**PROBLEM STATEMENT**
Please return every line from the entries that has the string "contactos" in it.

**MATERIAL SHOWN**

· · · ·

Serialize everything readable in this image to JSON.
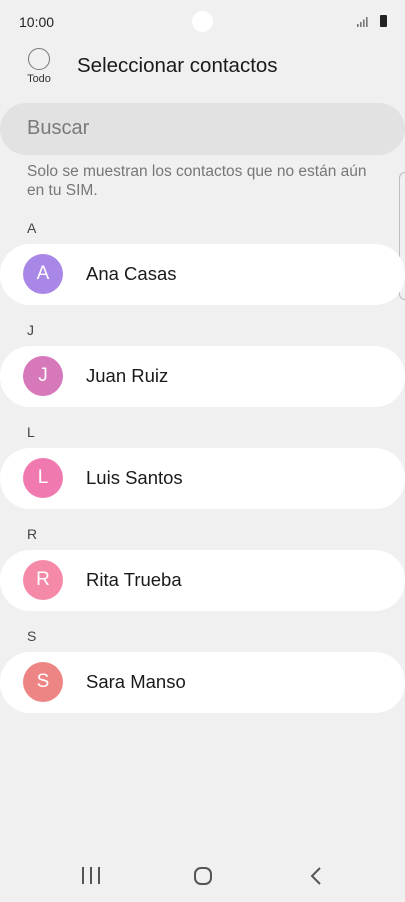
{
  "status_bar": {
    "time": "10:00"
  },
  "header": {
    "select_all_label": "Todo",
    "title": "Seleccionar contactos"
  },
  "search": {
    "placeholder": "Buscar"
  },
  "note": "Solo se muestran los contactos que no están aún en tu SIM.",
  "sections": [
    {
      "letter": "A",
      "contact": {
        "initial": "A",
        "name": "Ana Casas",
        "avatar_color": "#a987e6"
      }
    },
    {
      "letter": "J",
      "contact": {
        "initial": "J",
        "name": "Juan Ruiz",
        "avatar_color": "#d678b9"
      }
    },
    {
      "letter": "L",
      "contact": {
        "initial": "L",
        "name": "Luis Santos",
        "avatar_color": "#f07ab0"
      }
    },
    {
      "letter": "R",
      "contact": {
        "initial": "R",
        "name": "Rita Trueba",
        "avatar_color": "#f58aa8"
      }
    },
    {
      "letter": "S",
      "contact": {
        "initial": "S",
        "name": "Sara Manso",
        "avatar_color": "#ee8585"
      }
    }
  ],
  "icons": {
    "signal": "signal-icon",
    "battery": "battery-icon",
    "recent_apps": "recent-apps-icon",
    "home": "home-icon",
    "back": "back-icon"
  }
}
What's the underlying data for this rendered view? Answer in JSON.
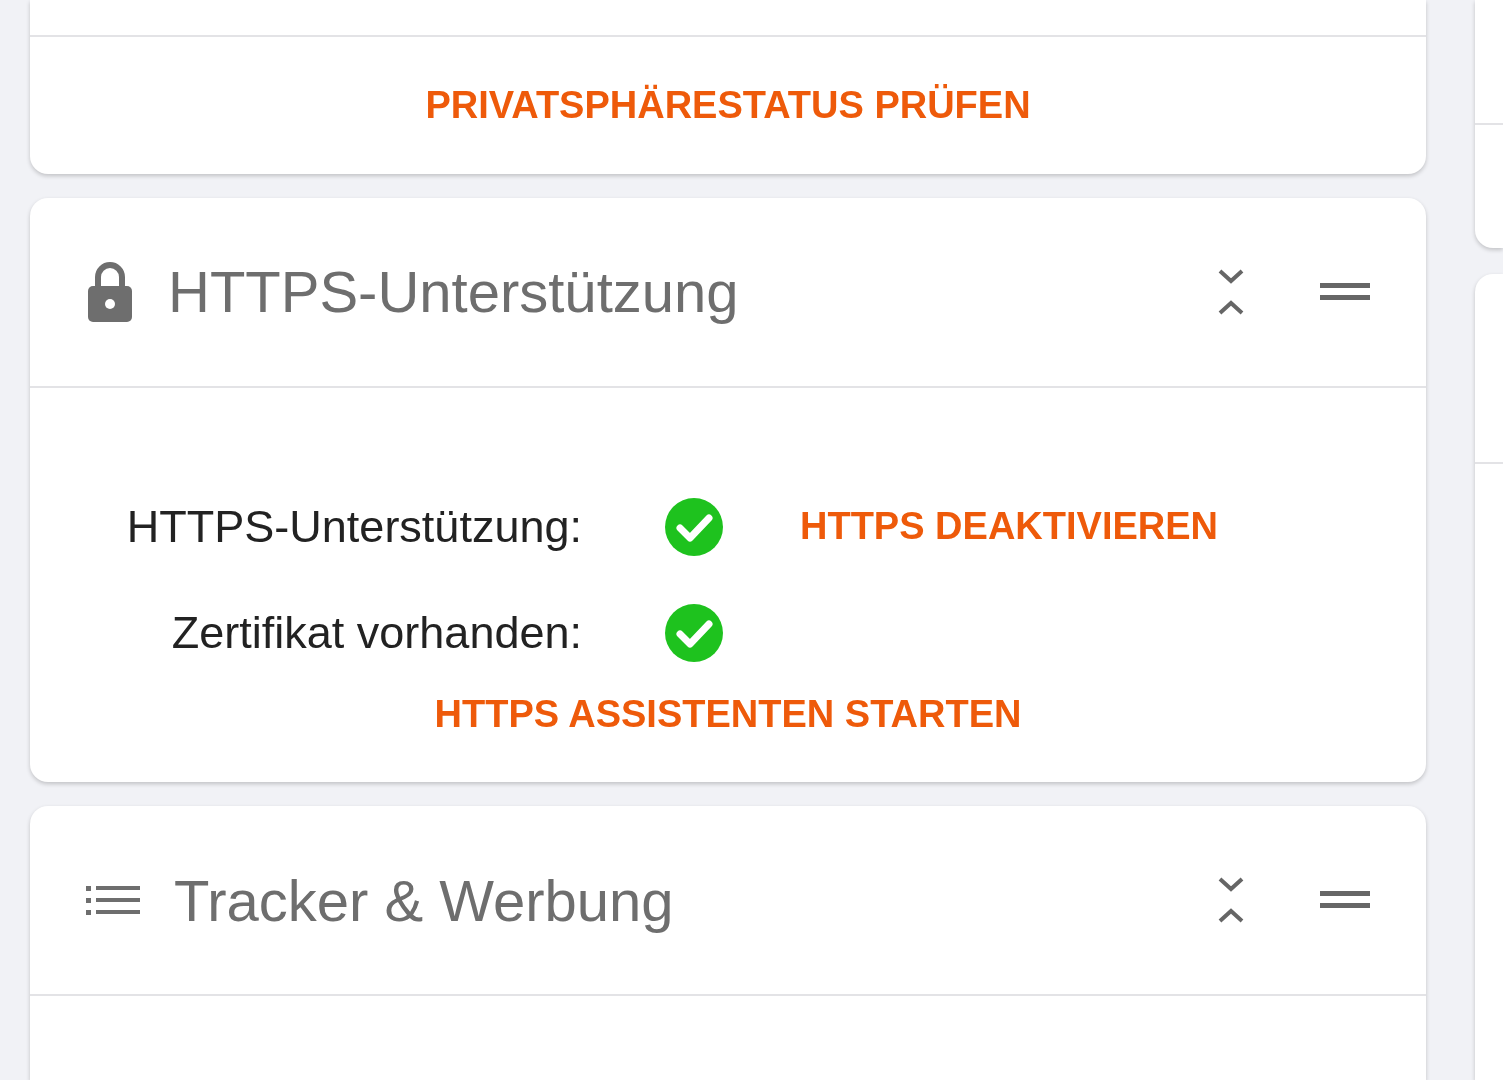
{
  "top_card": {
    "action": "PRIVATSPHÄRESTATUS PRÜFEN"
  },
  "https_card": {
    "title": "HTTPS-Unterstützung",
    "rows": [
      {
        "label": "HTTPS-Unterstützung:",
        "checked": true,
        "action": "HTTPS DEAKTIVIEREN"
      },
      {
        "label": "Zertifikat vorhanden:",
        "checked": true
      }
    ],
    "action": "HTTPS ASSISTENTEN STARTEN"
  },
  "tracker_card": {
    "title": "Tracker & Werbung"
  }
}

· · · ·

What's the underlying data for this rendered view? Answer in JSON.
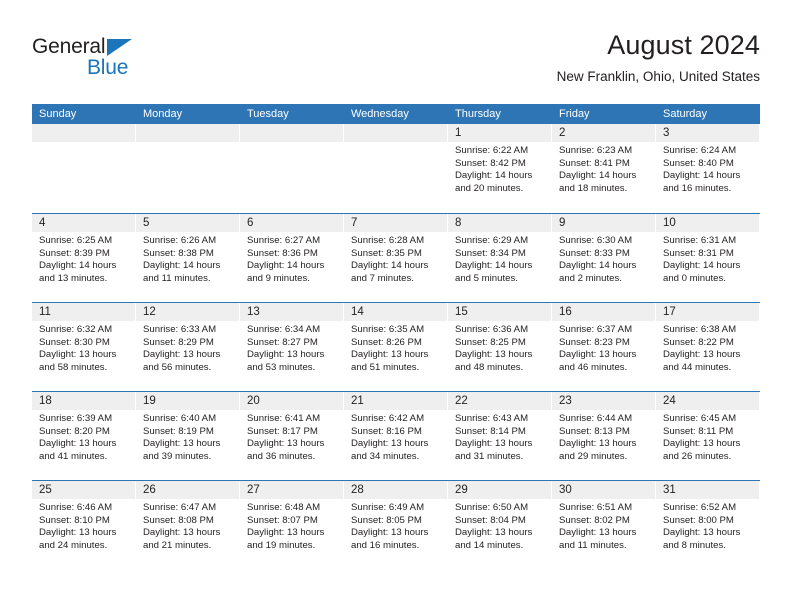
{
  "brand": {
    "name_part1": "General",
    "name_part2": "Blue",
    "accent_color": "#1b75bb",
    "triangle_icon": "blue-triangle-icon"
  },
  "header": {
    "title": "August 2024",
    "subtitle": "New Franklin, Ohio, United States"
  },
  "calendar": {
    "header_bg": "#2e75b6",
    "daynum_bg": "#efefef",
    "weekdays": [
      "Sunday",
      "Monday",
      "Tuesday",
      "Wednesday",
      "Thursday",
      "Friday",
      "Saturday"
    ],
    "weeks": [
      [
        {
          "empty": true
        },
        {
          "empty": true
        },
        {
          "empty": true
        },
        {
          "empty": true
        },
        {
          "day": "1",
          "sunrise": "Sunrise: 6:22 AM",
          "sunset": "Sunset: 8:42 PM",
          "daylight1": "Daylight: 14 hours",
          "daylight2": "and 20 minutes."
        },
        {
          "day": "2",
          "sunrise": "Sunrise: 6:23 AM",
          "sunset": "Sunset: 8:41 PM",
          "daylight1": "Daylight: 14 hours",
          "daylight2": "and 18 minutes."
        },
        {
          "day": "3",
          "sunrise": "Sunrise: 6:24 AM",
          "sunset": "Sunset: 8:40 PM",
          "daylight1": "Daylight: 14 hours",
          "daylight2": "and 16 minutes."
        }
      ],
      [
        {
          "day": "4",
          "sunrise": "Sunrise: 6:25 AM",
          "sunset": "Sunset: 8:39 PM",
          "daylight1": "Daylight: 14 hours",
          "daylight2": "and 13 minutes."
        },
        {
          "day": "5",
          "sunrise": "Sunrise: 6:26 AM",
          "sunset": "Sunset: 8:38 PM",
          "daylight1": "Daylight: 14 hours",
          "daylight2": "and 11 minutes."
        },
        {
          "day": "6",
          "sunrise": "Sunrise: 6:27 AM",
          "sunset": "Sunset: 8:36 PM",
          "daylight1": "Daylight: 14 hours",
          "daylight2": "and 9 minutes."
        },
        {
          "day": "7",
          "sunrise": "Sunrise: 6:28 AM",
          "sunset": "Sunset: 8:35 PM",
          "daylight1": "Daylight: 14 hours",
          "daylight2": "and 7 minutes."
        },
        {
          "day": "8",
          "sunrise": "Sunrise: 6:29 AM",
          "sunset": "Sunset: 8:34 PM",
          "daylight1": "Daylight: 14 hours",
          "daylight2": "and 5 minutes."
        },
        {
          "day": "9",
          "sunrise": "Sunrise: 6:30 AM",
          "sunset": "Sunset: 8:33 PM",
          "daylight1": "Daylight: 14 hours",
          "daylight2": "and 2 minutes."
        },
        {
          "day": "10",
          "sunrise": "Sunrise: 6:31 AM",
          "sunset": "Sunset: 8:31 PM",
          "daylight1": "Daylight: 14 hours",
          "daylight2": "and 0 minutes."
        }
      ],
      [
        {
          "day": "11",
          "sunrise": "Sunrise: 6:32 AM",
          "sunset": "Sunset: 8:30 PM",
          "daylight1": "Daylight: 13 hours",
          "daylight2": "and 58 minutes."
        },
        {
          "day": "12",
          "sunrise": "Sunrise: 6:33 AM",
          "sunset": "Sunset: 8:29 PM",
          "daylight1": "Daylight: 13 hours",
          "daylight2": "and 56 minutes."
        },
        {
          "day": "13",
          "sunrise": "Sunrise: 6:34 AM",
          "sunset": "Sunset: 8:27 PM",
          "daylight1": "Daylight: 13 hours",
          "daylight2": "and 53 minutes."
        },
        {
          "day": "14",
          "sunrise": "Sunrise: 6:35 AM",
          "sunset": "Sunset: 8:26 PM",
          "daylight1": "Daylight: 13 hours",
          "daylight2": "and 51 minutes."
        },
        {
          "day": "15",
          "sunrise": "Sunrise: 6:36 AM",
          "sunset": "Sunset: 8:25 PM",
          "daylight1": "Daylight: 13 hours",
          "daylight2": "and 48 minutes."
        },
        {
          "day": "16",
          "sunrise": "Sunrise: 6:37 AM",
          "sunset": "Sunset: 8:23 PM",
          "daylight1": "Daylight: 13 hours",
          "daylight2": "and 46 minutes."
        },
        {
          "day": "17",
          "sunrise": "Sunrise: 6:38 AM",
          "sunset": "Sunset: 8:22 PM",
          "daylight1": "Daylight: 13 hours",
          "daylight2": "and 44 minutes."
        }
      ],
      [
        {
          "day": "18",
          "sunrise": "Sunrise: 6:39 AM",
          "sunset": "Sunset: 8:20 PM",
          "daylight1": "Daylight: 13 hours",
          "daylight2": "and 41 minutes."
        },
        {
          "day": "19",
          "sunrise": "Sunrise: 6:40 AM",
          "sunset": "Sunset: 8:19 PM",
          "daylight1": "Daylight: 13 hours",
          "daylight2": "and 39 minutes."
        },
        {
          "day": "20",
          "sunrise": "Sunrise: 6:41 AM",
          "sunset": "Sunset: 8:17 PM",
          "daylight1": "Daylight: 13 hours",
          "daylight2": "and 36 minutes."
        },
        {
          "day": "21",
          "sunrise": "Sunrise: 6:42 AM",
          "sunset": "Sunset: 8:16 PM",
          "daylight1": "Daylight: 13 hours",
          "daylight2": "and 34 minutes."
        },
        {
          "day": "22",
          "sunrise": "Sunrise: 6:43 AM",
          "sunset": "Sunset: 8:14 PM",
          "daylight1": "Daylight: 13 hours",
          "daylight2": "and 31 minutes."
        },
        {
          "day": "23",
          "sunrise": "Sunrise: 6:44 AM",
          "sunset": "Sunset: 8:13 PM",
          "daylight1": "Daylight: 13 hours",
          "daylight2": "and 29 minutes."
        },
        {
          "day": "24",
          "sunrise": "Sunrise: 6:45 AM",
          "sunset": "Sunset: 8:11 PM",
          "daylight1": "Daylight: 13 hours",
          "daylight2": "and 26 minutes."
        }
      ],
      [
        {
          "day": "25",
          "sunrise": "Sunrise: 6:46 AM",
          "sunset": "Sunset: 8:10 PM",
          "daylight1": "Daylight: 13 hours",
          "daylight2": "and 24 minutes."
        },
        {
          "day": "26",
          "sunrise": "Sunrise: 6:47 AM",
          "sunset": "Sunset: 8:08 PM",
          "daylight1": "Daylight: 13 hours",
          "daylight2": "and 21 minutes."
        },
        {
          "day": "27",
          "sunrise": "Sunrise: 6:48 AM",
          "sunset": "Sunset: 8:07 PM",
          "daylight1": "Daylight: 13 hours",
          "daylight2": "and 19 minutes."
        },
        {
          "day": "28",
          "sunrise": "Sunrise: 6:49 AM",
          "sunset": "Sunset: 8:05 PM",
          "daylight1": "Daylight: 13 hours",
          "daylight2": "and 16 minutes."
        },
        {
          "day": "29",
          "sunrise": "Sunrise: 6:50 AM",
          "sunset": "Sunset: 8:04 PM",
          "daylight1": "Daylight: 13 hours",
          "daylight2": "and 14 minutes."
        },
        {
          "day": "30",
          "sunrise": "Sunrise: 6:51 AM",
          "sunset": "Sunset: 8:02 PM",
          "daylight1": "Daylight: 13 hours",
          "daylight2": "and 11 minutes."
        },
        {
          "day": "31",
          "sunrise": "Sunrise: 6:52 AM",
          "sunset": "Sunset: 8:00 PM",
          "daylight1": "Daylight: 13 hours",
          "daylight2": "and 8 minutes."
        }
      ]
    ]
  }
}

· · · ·

**REPLY**
    "title": "Seleccionar contactos"
  "note": "Solo se muestran los contactos que no están aún en tu SIM.",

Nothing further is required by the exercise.